_PROBLEM DESCRIPTION:_
Check the records below line by line. Give the count of lines with "amount", and nothing else.

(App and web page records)
[Start of section]

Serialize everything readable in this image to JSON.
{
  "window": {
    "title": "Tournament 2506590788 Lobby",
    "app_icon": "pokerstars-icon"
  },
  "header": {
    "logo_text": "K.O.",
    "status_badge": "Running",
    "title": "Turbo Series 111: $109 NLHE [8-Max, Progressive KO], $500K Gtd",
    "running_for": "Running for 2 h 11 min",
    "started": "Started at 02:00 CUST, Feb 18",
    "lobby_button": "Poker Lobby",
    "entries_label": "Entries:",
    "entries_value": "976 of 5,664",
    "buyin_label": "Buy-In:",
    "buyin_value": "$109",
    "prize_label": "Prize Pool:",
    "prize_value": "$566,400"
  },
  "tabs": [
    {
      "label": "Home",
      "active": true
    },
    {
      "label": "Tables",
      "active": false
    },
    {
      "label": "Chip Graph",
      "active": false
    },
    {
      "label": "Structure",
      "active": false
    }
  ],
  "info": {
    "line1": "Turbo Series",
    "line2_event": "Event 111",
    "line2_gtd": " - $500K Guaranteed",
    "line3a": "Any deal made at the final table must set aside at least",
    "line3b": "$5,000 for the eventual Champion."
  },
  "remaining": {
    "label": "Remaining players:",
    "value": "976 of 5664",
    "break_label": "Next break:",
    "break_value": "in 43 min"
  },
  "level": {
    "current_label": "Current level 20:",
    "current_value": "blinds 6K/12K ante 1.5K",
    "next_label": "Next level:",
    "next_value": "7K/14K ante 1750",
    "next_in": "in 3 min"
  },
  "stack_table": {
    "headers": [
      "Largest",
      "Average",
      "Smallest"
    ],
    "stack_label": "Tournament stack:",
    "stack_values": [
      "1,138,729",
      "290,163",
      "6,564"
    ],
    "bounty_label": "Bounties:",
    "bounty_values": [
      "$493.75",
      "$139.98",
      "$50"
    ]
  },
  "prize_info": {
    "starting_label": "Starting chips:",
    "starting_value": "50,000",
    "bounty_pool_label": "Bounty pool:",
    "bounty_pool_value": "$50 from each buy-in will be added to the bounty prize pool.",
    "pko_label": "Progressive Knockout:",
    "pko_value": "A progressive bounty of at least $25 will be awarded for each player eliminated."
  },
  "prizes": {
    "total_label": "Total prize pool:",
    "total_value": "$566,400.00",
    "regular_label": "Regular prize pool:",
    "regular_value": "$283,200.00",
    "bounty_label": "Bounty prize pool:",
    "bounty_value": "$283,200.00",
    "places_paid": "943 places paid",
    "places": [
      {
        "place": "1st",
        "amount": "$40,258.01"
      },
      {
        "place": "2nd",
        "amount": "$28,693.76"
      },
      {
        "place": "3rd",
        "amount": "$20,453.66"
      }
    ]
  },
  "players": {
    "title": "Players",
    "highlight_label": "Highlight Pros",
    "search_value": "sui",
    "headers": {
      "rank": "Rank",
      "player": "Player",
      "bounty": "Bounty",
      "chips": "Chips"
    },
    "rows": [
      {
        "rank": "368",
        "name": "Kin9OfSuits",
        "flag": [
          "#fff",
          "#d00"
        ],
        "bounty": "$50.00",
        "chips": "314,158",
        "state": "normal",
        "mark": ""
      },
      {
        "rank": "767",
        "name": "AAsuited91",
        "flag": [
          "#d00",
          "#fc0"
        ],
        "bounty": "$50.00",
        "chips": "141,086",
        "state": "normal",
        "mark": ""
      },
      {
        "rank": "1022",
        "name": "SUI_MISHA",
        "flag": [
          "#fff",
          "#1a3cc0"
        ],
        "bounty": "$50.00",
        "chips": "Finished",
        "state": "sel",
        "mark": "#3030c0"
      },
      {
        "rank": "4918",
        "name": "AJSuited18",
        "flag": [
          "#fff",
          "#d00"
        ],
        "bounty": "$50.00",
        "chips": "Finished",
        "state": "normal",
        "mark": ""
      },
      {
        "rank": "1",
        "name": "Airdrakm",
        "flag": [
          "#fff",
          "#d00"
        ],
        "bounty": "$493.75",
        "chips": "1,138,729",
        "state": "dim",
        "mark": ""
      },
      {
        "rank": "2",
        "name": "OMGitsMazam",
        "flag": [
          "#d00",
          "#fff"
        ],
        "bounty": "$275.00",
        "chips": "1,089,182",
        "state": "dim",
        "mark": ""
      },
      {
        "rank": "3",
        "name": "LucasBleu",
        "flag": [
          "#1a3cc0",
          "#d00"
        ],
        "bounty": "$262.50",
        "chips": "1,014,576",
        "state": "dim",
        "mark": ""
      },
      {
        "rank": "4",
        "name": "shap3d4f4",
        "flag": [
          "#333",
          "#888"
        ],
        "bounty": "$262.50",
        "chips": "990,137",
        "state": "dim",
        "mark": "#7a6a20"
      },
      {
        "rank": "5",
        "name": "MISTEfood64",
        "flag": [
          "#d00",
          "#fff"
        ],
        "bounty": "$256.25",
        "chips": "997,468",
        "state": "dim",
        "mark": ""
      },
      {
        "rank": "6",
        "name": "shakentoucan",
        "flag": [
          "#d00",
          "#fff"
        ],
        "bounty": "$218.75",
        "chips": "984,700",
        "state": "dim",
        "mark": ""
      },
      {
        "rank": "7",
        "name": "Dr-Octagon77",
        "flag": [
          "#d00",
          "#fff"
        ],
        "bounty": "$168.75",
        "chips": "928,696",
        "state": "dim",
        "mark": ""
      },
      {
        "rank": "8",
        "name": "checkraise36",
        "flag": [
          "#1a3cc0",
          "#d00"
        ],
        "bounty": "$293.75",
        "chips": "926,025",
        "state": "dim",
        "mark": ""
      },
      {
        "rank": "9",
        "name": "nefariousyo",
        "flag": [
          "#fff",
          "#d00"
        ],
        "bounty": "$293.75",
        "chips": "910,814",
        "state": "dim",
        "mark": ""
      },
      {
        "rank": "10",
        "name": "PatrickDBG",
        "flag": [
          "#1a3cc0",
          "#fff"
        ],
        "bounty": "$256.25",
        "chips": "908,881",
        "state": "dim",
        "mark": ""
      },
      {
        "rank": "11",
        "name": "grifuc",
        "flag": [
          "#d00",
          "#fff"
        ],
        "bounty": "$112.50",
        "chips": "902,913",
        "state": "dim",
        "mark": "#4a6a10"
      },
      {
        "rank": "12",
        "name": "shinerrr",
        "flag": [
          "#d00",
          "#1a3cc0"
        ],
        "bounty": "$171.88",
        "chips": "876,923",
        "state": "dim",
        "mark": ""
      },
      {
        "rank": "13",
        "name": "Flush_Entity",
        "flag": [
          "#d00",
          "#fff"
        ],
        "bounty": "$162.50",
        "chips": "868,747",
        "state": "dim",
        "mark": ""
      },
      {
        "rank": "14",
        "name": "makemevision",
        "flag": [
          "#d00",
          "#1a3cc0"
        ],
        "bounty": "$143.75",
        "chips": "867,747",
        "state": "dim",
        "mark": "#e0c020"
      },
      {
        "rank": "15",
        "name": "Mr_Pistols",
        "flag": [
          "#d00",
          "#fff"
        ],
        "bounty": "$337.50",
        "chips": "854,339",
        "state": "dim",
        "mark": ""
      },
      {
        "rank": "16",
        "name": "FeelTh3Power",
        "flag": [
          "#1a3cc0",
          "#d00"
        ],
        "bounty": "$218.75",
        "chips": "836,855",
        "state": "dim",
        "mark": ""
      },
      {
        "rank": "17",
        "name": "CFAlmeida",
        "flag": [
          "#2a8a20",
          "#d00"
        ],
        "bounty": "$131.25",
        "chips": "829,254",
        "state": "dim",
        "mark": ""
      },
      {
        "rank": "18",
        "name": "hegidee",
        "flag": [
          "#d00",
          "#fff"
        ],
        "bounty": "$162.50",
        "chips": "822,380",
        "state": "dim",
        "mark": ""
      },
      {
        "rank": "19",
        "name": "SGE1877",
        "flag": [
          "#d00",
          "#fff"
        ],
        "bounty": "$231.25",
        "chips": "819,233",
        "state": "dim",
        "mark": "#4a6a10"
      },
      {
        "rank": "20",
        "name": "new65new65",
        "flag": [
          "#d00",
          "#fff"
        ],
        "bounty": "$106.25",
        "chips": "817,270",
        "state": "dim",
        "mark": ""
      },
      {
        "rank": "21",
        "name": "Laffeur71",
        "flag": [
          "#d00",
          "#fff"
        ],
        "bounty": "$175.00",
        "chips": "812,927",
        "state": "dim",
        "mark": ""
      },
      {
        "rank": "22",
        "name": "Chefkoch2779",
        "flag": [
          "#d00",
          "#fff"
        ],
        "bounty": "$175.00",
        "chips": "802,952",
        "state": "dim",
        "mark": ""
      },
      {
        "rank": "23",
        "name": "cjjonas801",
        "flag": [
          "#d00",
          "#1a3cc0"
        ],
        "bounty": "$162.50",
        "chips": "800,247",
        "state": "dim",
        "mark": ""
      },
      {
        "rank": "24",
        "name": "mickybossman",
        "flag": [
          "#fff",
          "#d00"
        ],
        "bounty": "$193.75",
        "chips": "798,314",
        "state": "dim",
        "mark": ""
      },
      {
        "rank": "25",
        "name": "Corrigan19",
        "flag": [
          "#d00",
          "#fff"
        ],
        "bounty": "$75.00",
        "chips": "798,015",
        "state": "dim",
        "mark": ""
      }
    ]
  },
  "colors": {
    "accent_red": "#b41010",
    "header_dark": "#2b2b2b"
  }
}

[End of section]

_WRITTEN RESPONSE:_
3